Saved data entries
* * *

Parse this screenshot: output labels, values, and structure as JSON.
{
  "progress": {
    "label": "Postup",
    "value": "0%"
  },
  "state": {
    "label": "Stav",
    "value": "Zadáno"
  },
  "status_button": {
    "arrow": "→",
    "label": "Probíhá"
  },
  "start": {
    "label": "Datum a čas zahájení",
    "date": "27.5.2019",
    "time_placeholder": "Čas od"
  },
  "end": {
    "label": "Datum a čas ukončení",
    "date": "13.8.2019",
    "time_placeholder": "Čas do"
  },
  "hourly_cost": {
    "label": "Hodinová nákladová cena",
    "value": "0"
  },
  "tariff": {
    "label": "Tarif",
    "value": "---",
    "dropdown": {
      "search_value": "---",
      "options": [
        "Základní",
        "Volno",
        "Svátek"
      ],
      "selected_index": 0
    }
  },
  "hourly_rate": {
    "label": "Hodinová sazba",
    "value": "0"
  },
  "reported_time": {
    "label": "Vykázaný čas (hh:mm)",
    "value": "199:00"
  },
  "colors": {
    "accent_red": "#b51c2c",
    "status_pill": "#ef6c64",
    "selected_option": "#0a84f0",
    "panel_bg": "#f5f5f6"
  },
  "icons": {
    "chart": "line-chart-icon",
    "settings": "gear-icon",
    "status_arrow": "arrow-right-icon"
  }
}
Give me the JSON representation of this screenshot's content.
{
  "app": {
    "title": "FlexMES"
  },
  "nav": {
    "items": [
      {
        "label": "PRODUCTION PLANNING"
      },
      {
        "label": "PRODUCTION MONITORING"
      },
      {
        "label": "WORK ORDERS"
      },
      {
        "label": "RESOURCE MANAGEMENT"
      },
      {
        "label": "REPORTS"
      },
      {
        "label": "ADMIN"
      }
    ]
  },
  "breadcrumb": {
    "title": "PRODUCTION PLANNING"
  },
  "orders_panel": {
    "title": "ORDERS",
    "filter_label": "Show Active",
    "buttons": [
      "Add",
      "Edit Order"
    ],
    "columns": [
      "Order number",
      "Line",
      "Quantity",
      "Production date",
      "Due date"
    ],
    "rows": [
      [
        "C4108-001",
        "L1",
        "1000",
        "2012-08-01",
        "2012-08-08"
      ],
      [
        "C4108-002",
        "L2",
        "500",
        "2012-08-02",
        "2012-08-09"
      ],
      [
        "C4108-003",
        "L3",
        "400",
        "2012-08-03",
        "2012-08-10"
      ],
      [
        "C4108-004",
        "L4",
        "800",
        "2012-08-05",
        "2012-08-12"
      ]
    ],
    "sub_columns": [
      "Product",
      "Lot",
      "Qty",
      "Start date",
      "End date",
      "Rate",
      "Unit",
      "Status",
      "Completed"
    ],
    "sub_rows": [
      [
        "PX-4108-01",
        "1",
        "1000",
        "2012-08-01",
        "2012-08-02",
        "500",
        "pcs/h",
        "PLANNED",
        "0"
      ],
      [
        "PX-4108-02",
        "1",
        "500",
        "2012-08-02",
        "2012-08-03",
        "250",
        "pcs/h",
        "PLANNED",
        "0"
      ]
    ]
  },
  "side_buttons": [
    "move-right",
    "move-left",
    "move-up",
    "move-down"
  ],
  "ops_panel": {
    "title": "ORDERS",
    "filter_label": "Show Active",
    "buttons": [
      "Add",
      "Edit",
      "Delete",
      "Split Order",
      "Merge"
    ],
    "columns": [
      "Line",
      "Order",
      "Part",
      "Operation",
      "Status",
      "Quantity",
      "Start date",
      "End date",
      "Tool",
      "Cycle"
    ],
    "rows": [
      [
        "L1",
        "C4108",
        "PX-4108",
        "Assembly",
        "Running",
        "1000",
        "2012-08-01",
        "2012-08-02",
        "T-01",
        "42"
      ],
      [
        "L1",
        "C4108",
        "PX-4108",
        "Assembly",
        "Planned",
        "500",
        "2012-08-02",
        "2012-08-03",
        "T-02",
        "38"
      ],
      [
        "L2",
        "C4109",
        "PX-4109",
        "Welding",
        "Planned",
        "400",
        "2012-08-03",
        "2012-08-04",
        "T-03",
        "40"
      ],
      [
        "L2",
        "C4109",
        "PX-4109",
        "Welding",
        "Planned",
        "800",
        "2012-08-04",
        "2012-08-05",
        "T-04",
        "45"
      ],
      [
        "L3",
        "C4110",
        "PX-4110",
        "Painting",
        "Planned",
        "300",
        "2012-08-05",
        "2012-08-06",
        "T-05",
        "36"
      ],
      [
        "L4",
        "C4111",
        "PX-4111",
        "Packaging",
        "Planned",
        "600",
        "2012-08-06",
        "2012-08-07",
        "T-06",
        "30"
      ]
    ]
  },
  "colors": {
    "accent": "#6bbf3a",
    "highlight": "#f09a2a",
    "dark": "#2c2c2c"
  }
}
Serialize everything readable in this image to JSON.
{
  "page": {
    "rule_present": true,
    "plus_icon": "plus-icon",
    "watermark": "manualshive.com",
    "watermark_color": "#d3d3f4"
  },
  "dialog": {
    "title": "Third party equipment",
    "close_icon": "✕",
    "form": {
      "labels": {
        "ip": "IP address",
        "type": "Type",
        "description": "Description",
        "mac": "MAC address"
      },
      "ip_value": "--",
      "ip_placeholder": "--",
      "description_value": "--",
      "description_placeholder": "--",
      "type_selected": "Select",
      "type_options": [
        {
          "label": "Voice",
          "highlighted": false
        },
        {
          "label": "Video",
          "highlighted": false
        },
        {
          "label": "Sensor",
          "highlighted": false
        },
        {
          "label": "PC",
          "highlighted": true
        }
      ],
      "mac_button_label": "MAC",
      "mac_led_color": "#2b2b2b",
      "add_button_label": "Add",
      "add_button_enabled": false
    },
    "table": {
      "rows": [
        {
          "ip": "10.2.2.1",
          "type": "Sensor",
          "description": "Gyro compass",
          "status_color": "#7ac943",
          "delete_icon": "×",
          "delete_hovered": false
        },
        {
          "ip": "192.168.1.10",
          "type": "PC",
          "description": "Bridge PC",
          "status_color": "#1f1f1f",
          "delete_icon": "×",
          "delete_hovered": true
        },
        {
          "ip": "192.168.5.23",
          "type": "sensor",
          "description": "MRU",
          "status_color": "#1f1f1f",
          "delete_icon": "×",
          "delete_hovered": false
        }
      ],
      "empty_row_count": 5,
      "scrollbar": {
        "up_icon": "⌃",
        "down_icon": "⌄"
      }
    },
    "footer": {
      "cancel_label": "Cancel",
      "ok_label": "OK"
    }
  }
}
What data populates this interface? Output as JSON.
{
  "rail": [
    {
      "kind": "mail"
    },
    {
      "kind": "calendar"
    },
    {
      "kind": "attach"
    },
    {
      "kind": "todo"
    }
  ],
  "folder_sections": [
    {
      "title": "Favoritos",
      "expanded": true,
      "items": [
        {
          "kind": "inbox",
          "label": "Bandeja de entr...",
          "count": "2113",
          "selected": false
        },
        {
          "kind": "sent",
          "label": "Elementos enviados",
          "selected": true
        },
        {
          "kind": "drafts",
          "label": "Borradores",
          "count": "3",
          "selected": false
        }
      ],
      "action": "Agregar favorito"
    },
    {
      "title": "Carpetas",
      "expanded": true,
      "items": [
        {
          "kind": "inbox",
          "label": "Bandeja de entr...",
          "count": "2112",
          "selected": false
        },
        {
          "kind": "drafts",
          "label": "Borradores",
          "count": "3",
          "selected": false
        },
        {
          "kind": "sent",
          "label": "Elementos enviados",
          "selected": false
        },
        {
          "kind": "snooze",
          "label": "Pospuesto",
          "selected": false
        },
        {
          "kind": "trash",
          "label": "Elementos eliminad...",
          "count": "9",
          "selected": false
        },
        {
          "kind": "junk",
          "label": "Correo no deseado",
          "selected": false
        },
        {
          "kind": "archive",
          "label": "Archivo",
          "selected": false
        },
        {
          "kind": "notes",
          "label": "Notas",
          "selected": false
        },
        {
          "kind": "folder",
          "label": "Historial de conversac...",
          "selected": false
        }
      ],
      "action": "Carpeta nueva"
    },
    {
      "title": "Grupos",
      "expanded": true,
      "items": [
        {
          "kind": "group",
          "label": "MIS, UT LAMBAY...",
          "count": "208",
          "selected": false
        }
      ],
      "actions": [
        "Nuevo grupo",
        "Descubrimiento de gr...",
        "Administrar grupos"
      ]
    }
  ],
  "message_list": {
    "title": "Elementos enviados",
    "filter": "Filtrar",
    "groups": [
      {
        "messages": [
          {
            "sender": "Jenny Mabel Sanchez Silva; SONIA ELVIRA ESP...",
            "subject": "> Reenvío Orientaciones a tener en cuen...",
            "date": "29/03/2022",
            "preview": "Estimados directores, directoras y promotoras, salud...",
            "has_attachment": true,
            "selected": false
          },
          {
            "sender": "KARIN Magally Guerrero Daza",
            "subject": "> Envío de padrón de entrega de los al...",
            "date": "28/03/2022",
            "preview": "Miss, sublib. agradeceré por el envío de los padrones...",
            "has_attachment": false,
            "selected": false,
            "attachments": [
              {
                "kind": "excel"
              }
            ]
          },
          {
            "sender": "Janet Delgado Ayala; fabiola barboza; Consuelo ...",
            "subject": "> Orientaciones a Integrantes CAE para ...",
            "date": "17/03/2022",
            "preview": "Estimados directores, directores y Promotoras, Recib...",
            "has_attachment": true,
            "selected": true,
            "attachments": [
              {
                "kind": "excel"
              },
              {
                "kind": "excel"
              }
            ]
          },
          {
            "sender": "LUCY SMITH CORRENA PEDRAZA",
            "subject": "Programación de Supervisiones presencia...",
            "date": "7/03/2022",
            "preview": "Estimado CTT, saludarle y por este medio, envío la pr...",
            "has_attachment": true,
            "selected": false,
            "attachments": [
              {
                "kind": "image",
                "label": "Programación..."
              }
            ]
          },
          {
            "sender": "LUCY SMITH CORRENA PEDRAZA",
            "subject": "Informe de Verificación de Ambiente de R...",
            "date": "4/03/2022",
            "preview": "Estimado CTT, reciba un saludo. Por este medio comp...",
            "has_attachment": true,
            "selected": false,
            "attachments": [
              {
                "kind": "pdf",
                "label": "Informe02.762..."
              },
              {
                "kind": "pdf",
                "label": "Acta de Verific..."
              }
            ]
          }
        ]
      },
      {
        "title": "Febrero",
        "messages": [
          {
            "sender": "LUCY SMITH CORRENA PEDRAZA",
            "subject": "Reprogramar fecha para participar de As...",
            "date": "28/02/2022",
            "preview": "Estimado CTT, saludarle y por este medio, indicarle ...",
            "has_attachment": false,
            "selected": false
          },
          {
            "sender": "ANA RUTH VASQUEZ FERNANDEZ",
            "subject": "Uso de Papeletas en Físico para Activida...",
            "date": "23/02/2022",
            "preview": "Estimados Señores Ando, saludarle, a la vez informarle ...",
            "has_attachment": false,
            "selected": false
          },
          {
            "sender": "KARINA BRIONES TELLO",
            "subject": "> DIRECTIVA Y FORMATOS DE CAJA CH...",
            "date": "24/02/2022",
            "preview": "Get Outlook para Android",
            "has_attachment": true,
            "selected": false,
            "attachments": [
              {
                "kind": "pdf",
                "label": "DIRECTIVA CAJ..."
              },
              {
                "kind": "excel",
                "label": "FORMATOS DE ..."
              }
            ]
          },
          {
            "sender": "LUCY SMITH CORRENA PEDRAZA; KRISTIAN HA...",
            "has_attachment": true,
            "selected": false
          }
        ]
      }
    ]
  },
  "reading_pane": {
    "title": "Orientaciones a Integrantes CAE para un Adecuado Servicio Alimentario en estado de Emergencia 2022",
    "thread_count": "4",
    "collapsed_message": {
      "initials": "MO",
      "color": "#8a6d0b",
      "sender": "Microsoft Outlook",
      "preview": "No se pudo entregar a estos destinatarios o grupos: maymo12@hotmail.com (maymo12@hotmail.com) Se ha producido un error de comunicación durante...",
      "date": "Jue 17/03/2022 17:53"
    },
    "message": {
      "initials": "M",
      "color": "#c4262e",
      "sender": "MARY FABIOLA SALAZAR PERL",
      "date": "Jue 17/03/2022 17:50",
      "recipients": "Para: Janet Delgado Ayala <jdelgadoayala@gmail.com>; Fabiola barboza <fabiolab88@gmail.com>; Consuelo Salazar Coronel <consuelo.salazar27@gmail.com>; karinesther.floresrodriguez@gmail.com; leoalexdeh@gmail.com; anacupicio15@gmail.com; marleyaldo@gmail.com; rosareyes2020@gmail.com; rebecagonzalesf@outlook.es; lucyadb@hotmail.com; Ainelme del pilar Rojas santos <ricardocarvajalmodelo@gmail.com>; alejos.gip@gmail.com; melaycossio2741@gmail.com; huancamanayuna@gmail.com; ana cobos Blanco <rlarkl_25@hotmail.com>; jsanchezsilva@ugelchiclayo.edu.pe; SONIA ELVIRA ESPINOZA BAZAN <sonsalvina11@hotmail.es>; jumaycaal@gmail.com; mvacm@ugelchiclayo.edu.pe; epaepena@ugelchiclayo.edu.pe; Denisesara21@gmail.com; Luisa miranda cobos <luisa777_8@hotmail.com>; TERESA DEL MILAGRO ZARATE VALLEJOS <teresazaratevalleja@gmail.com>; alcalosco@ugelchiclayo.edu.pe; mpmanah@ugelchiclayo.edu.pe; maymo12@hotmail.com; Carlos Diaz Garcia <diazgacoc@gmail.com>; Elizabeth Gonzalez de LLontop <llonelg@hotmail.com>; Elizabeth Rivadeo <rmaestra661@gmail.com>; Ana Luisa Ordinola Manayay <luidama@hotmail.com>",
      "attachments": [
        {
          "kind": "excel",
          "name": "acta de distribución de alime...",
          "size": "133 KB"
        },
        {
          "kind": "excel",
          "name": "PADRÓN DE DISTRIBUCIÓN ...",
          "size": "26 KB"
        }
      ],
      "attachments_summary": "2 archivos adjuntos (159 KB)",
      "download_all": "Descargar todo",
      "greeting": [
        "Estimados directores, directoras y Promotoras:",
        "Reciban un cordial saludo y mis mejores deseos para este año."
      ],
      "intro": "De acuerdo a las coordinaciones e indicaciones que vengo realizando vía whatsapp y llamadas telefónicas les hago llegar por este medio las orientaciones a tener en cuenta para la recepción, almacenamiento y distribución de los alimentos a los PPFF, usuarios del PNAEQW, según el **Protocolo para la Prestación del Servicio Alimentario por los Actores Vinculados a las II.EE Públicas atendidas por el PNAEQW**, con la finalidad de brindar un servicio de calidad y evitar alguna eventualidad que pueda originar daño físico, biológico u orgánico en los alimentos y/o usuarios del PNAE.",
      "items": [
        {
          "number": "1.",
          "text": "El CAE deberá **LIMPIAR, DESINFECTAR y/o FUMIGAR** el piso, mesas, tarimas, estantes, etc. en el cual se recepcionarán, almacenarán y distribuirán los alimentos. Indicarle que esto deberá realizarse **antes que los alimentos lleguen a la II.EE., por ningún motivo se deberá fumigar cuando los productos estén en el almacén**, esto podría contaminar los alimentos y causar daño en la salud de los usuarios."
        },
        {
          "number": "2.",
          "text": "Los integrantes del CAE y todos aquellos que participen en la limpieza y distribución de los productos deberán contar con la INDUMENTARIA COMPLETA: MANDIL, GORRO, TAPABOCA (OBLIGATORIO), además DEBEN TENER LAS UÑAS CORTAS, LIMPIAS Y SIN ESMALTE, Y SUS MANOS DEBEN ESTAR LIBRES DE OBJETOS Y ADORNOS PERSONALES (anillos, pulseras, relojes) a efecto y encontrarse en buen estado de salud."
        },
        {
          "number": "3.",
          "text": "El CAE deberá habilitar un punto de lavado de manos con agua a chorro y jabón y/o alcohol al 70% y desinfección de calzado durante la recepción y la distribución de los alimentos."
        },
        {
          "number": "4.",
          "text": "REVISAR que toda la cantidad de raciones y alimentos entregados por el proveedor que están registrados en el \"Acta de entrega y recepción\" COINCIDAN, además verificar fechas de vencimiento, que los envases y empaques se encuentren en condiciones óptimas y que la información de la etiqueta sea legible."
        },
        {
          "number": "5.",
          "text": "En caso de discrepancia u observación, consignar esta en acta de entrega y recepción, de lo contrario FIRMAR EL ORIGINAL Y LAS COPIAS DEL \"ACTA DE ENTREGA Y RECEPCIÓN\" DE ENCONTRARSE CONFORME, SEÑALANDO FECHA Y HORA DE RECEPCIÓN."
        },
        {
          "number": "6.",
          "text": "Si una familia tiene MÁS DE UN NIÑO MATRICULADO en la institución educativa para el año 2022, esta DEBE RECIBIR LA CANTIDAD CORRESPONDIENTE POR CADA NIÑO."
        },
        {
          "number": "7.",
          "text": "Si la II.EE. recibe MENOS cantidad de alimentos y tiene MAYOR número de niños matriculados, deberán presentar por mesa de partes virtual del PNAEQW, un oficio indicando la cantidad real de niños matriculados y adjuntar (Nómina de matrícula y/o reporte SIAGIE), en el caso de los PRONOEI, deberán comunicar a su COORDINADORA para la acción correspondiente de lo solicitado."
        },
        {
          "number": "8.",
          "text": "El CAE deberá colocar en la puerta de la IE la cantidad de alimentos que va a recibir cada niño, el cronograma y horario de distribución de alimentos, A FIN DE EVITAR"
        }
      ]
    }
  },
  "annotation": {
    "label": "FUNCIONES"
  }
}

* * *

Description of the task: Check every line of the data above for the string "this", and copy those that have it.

Reply:
Parse this screenshot: output labels, values, and structure as JSON.
Give me the JSON representation of this screenshot's content.
Serialize everything readable in this image to JSON.
What data populates this interface? Output as JSON.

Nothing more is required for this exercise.